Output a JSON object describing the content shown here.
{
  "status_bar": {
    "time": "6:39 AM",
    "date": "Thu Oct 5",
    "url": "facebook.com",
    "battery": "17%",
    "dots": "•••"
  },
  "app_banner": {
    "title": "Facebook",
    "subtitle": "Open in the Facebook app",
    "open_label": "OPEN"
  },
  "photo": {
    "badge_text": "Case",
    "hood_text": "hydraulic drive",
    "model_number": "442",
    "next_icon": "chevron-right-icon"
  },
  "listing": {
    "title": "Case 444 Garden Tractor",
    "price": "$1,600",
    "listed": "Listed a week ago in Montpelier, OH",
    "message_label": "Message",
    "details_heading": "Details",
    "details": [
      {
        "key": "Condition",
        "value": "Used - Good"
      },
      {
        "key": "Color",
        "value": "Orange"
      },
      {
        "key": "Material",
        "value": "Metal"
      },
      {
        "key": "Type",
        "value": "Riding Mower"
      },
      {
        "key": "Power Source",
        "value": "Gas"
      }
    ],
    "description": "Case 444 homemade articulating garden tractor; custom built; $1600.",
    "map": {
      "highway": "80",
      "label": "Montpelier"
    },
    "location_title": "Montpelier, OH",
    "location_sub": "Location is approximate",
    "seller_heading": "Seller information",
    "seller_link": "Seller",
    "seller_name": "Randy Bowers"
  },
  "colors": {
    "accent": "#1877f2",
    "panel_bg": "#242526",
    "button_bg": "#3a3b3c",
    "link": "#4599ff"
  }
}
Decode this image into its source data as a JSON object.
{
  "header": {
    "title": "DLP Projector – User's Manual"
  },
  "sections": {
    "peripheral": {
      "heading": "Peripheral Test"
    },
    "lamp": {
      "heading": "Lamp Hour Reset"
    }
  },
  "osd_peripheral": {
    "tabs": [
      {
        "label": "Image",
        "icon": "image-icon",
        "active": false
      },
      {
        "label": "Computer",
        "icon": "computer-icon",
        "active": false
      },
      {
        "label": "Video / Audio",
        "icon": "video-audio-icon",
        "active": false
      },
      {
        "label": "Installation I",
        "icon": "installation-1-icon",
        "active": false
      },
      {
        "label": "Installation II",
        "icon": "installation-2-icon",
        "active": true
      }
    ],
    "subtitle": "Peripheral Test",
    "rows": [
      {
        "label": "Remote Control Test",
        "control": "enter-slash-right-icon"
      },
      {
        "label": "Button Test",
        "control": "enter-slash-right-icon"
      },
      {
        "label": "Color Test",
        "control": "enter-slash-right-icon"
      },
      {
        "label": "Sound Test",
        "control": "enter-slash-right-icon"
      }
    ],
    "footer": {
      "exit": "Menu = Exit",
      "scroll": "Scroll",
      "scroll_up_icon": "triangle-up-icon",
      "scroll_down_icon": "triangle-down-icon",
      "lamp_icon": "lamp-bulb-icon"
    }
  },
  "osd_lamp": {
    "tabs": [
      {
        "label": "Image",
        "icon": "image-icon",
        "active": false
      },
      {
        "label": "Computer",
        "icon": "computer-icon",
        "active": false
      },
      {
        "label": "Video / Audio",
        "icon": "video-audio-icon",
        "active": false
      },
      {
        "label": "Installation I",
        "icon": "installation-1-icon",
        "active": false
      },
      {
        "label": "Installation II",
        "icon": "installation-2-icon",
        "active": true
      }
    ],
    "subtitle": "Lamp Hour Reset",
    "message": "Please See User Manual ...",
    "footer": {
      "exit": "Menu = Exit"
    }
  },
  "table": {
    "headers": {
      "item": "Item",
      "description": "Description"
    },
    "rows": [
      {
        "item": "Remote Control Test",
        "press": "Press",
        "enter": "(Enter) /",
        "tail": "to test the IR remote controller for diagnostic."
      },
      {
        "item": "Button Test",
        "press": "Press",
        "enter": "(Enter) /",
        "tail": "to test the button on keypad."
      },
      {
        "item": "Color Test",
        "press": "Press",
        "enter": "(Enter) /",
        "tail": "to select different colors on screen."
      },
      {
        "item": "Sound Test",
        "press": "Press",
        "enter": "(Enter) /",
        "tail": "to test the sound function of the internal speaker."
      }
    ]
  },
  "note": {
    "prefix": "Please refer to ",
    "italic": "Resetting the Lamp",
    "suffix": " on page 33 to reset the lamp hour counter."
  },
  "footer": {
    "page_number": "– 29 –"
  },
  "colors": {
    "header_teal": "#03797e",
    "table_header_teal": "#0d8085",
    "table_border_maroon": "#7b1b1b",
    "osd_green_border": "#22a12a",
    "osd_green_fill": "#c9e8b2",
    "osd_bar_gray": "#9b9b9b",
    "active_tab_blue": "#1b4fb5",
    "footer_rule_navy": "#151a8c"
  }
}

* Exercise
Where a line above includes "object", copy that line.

* Answer area
Output a JSON object describing the content shown here.
Decode this image into its source data as a JSON object.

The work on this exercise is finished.